[[ DATA FOR THIS TASK open ]]
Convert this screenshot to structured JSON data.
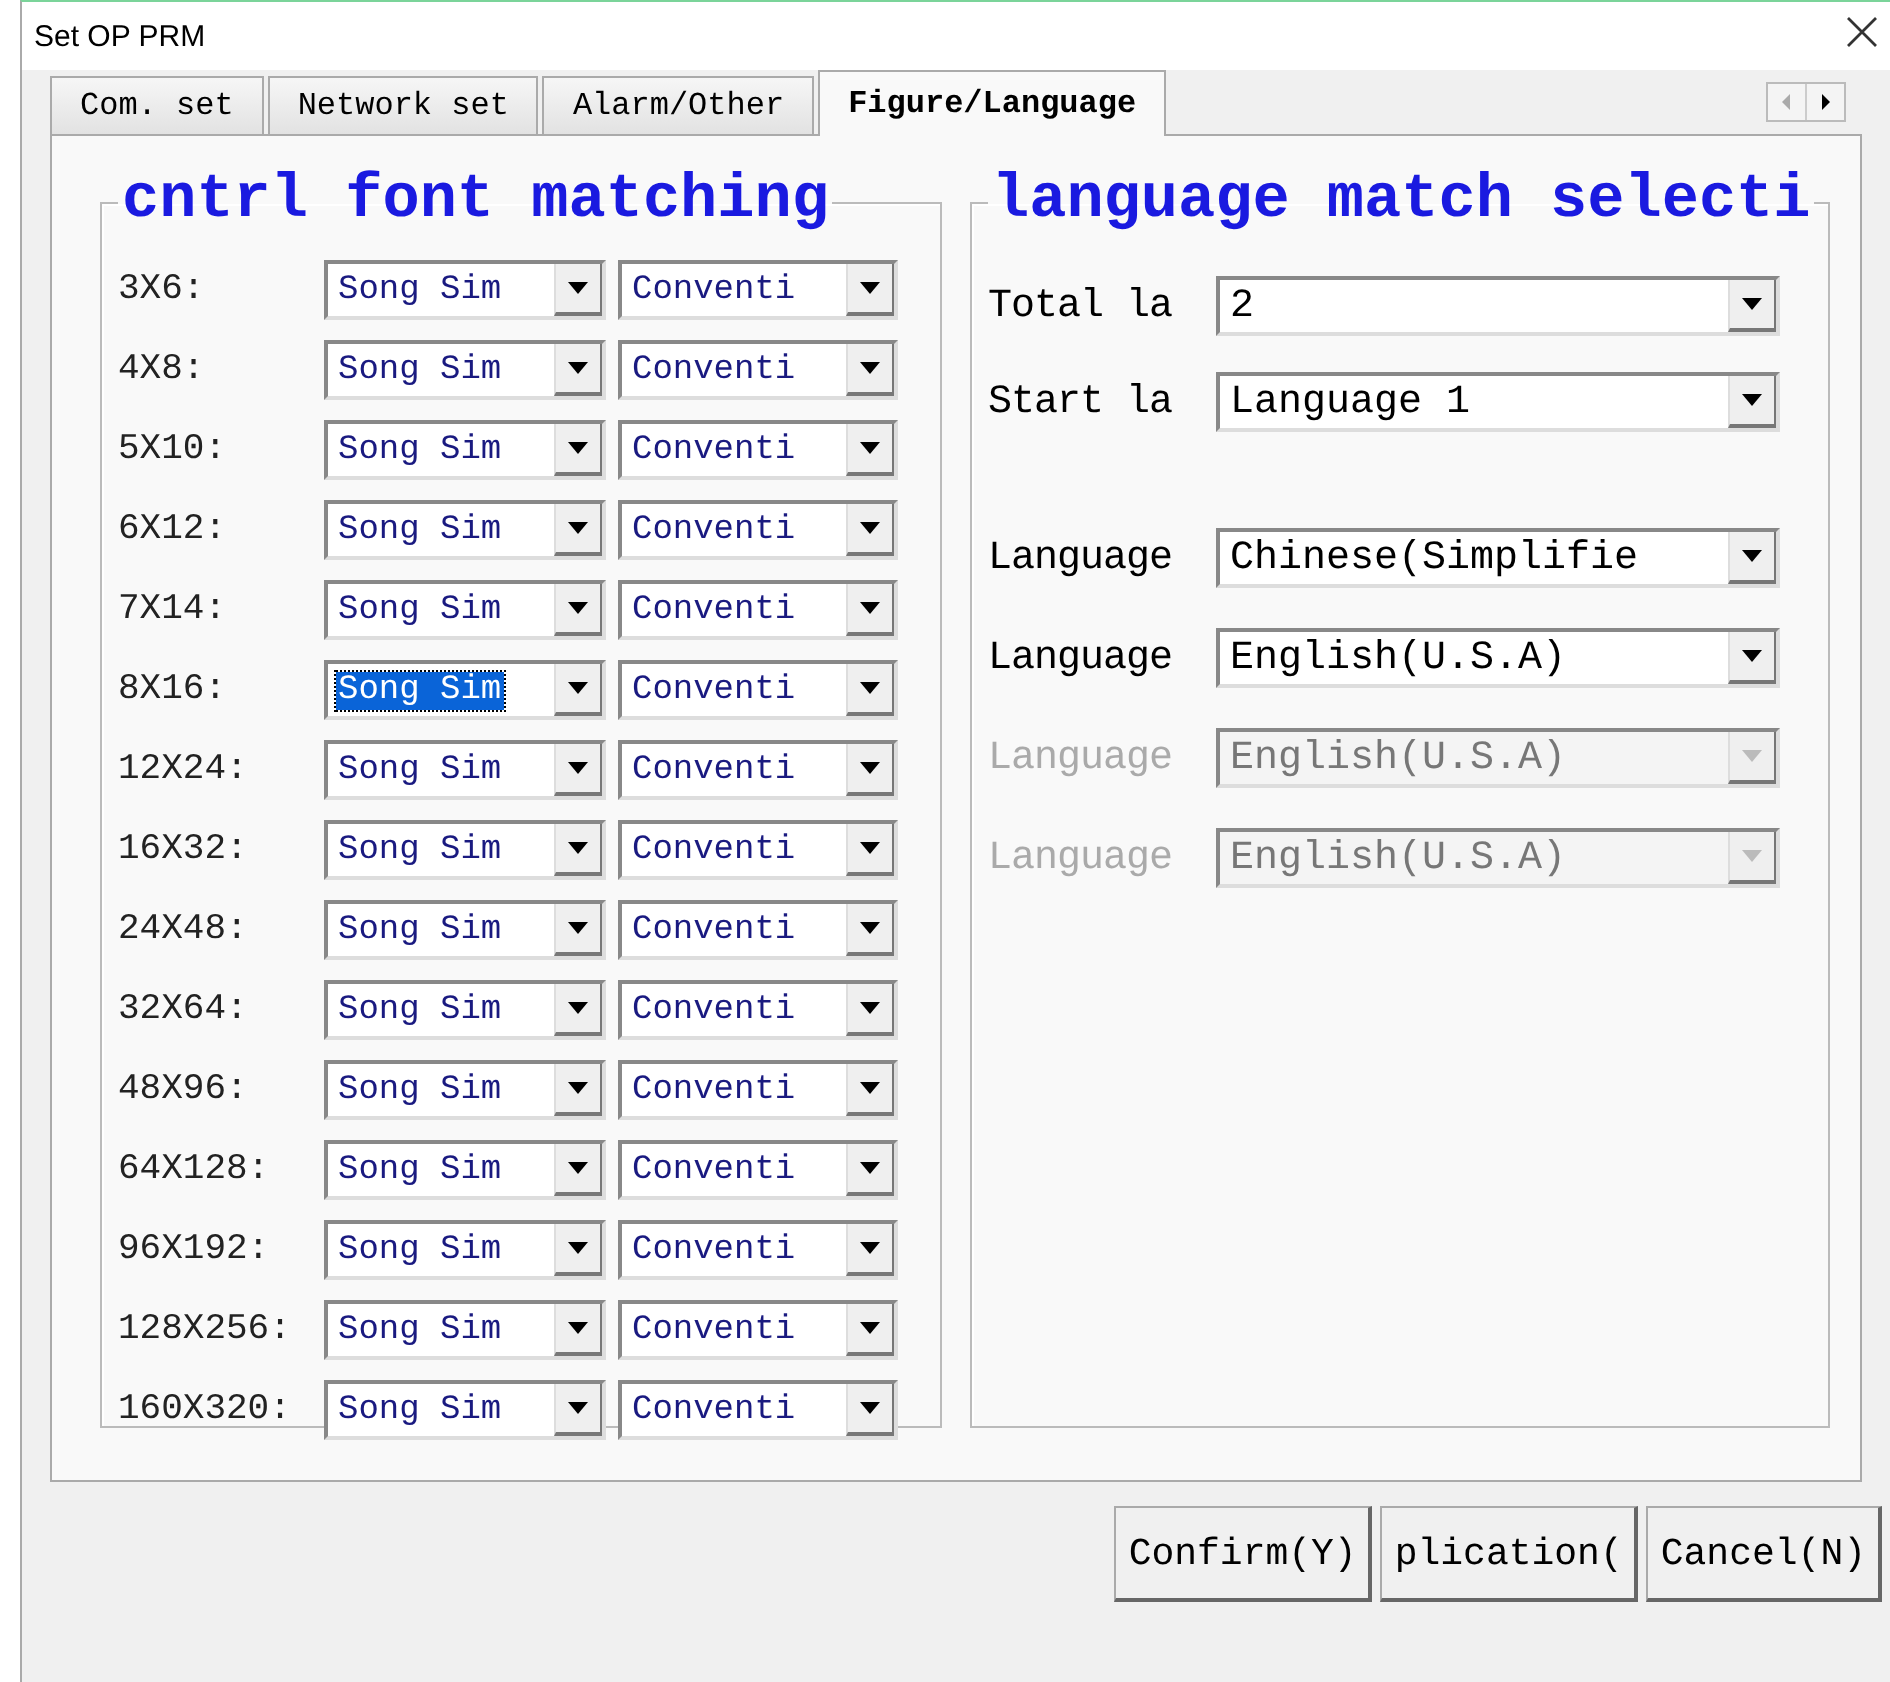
{
  "window": {
    "title": "Set OP PRM"
  },
  "tabs": [
    {
      "label": "Com. set",
      "selected": false
    },
    {
      "label": "Network set",
      "selected": false
    },
    {
      "label": "Alarm/Other",
      "selected": false
    },
    {
      "label": "Figure/Language",
      "selected": true
    }
  ],
  "font_group": {
    "title": "cntrl font matching",
    "rows": [
      {
        "label": "3X6:",
        "font": "Song Sim",
        "selected": false,
        "style": "Conventi"
      },
      {
        "label": "4X8:",
        "font": "Song Sim",
        "selected": false,
        "style": "Conventi"
      },
      {
        "label": "5X10:",
        "font": "Song Sim",
        "selected": false,
        "style": "Conventi"
      },
      {
        "label": "6X12:",
        "font": "Song Sim",
        "selected": false,
        "style": "Conventi"
      },
      {
        "label": "7X14:",
        "font": "Song Sim",
        "selected": false,
        "style": "Conventi"
      },
      {
        "label": "8X16:",
        "font": "Song Sim",
        "selected": true,
        "style": "Conventi"
      },
      {
        "label": "12X24:",
        "font": "Song Sim",
        "selected": false,
        "style": "Conventi"
      },
      {
        "label": "16X32:",
        "font": "Song Sim",
        "selected": false,
        "style": "Conventi"
      },
      {
        "label": "24X48:",
        "font": "Song Sim",
        "selected": false,
        "style": "Conventi"
      },
      {
        "label": "32X64:",
        "font": "Song Sim",
        "selected": false,
        "style": "Conventi"
      },
      {
        "label": "48X96:",
        "font": "Song Sim",
        "selected": false,
        "style": "Conventi"
      },
      {
        "label": "64X128:",
        "font": "Song Sim",
        "selected": false,
        "style": "Conventi"
      },
      {
        "label": "96X192:",
        "font": "Song Sim",
        "selected": false,
        "style": "Conventi"
      },
      {
        "label": "128X256:",
        "font": "Song Sim",
        "selected": false,
        "style": "Conventi"
      },
      {
        "label": "160X320:",
        "font": "Song Sim",
        "selected": false,
        "style": "Conventi"
      }
    ]
  },
  "language_group": {
    "title": "language match selecti",
    "settings": [
      {
        "label": "Total la",
        "value": "2"
      },
      {
        "label": "Start la",
        "value": "Language 1"
      }
    ],
    "languages": [
      {
        "label": "Language",
        "value": "Chinese(Simplifie",
        "disabled": false
      },
      {
        "label": "Language",
        "value": "English(U.S.A)",
        "disabled": false
      },
      {
        "label": "Language",
        "value": "English(U.S.A)",
        "disabled": true
      },
      {
        "label": "Language",
        "value": "English(U.S.A)",
        "disabled": true
      }
    ]
  },
  "buttons": [
    {
      "label": "Confirm(Y)"
    },
    {
      "label": "plication("
    },
    {
      "label": "Cancel(N)"
    }
  ]
}
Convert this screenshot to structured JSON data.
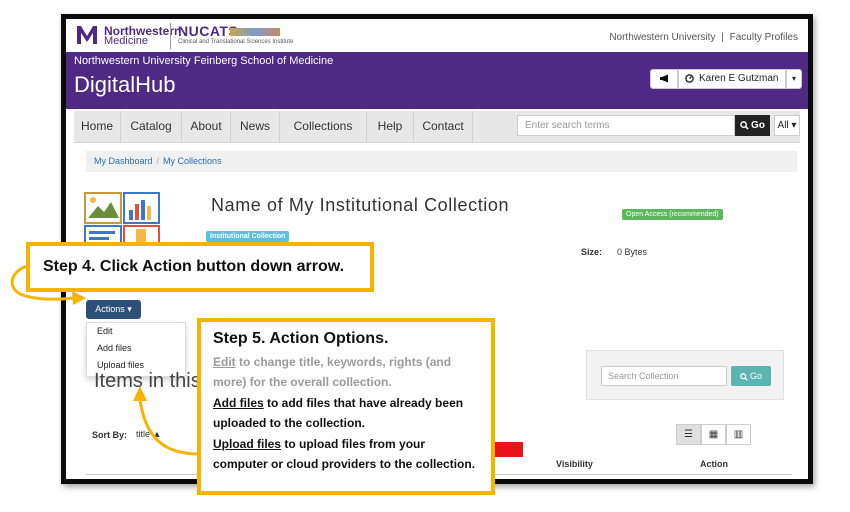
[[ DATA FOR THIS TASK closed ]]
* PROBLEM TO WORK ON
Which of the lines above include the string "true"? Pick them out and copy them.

* ANSWER TO THIS TASK
      "selected": true
        "selected": true,
        "disabled": true
        "disabled": true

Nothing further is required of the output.